The third requirement for mainframe storage is for the highest level of Reliability, Availability, and Serviceability that matches or exceeds that of the latest mainframe systems. The IBM Z mainframe architecture has built-in self-detection, error correction and redundancy to eliminate single points of failure, delivering the best reliability of any enterprise system in the industry, along with 5x9s (99.999%) availability. The Hitachi VSP 5000 Series Storage System exceeds the availability of the mainframe, providing 8x9s (999.999999%) availability with a 100% data availability guarantee and supports IBM mainframe storage features like GDPS and HyperSwap for zero RPO and RTO recovery as well as unique Hitachi Universal Replicator Asynchronous Replication delivering long distance protection with the lowest RPO. While IBM also provides mainframe storage, like the latest IBM DS8900F, this storage system delivers 6x9s availability and is limited to two active/active controllers with 3.45 million IOPS, compared to the VSP which can scale to 12 controllers with 21 million IOPS.
For more information on the mainframe advantages of the Hitachi VSP 5000 series storage systems see the following data sheet.
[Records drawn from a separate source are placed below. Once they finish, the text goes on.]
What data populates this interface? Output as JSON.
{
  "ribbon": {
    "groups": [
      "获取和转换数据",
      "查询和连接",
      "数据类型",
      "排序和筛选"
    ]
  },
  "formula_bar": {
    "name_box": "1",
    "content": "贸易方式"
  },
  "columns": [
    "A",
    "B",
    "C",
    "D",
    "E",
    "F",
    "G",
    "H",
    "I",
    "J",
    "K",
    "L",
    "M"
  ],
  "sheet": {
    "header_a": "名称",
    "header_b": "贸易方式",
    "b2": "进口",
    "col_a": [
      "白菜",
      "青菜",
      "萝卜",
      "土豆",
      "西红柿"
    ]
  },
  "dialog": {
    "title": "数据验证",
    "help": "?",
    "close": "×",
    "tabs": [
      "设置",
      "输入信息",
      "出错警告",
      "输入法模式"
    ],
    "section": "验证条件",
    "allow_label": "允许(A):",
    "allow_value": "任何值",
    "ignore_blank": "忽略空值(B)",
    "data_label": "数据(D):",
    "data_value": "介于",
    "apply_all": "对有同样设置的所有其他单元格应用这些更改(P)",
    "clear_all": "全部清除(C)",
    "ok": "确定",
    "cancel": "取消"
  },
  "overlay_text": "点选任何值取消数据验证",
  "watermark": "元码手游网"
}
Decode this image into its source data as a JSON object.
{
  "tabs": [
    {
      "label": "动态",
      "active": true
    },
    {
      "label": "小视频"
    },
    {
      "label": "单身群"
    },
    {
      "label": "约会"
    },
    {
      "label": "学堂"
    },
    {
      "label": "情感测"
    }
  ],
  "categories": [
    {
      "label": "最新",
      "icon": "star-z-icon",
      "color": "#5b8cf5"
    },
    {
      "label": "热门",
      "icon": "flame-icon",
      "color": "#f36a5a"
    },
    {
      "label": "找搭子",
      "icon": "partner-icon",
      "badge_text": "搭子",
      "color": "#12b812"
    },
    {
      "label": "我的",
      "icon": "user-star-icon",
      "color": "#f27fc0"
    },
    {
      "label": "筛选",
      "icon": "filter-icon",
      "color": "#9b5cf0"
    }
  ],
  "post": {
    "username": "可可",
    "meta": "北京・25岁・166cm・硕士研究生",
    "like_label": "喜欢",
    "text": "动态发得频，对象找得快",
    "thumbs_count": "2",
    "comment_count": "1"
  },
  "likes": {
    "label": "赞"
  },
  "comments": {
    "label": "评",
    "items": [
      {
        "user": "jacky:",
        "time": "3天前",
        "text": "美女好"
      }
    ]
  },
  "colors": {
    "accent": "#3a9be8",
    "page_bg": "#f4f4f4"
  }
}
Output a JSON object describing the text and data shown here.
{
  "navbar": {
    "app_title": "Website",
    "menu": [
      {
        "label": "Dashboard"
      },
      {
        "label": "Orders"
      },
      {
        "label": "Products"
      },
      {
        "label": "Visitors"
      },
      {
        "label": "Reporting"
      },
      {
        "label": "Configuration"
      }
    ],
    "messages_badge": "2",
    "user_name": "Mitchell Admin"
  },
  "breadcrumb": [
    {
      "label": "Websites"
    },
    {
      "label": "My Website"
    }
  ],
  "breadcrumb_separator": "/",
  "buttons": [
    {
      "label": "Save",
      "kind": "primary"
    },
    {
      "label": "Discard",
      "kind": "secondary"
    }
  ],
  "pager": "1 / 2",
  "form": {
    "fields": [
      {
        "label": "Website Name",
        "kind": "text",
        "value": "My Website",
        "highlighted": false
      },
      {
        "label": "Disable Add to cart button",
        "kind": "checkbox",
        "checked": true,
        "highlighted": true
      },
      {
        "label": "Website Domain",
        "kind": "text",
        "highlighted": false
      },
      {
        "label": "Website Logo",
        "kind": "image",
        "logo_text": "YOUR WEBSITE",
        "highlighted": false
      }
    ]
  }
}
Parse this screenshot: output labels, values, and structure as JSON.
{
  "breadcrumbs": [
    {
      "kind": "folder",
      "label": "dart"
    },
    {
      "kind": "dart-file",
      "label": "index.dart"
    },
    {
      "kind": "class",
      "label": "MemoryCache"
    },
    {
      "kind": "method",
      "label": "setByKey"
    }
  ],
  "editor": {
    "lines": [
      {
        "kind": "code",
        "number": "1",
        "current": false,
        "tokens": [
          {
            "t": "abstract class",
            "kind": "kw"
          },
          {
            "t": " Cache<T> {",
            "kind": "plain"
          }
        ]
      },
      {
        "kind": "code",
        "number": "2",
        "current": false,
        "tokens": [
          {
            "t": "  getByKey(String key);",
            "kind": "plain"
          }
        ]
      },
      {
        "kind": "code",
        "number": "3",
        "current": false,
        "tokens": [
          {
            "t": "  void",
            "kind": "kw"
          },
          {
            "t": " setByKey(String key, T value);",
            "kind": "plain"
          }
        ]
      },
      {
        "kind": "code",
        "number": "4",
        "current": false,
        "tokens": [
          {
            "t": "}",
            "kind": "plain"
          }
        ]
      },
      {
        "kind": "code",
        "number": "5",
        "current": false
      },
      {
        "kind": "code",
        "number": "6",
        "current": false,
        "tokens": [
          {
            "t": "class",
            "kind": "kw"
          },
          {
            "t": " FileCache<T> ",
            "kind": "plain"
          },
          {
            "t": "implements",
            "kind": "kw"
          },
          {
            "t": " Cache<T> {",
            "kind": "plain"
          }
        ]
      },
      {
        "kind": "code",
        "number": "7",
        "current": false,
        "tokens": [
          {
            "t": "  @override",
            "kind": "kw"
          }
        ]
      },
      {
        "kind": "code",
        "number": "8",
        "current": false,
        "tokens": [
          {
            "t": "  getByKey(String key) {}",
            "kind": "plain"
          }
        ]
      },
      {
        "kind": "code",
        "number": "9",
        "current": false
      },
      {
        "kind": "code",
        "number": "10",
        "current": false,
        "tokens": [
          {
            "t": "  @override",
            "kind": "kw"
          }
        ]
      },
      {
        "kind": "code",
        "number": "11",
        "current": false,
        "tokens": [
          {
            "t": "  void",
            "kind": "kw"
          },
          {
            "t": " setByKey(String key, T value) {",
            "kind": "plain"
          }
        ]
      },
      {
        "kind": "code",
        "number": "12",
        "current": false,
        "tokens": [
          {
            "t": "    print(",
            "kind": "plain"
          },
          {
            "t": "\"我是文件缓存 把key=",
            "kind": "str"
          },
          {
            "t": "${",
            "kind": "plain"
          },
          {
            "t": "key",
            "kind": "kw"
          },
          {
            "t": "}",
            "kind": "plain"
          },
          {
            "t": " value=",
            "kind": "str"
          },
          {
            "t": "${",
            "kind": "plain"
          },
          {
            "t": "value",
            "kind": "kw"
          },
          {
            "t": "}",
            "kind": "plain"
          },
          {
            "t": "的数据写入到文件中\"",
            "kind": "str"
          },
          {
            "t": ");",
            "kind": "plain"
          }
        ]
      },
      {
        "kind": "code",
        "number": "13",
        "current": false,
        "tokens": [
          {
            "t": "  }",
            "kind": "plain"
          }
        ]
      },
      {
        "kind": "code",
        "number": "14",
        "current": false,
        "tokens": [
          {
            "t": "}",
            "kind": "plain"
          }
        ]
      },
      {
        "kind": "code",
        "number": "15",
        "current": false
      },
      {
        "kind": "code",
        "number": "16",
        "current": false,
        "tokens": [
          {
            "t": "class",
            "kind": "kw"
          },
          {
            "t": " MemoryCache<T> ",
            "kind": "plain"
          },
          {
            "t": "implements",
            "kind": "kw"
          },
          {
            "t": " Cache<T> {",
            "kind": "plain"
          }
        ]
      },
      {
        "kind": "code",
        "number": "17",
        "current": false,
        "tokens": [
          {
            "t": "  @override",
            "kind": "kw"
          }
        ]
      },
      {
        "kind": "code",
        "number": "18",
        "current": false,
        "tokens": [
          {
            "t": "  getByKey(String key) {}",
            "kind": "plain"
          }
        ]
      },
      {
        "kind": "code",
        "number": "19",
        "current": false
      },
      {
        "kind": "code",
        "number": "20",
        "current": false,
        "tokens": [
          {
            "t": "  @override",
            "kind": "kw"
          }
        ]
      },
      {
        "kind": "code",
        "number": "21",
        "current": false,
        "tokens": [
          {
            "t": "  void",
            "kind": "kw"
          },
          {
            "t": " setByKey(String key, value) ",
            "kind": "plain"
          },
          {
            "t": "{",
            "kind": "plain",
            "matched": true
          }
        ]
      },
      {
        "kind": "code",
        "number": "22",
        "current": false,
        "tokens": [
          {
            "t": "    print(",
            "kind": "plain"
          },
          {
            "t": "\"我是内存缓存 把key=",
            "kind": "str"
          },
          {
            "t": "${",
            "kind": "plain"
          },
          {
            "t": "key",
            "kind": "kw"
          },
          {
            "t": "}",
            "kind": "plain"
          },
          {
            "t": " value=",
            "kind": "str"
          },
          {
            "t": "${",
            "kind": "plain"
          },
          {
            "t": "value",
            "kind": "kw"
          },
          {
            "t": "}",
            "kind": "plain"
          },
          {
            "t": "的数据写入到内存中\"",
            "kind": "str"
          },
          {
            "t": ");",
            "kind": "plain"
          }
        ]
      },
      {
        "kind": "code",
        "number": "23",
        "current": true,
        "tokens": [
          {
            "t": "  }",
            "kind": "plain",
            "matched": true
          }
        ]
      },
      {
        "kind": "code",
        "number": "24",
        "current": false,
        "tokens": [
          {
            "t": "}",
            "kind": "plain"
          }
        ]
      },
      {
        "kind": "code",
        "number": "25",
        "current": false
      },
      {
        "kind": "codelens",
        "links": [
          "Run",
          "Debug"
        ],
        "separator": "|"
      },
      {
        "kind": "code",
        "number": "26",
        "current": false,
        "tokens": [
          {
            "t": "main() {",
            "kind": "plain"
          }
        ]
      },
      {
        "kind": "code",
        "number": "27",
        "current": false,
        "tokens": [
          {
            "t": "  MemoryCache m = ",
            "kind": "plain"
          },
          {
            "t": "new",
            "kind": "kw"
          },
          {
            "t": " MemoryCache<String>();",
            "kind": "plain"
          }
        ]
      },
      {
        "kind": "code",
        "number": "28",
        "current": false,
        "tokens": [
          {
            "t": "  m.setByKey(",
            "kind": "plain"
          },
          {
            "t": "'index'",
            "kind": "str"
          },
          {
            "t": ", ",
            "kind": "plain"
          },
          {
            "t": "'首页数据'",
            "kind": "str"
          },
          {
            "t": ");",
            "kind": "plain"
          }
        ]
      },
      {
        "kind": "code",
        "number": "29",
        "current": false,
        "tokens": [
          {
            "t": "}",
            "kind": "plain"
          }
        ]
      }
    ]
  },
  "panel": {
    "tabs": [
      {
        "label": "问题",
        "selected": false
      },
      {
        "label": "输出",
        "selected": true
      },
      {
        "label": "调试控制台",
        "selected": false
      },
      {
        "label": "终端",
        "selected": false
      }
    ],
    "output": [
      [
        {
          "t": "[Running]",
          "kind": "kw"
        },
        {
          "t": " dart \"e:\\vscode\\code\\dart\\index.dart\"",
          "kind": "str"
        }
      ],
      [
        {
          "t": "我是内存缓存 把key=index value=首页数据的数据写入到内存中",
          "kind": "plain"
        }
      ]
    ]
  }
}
Now is the time to consolidate your advantage with the next generation of data storage for mainframe workloads. Visit the Hitachi Vantara booth 321 at SHARE Fort Worth 2020 from February 23 to February 28 in Ft. Worth, TX and find out more about the new VSP 5000 Series for mainframes.#Hu'sPlace#Blog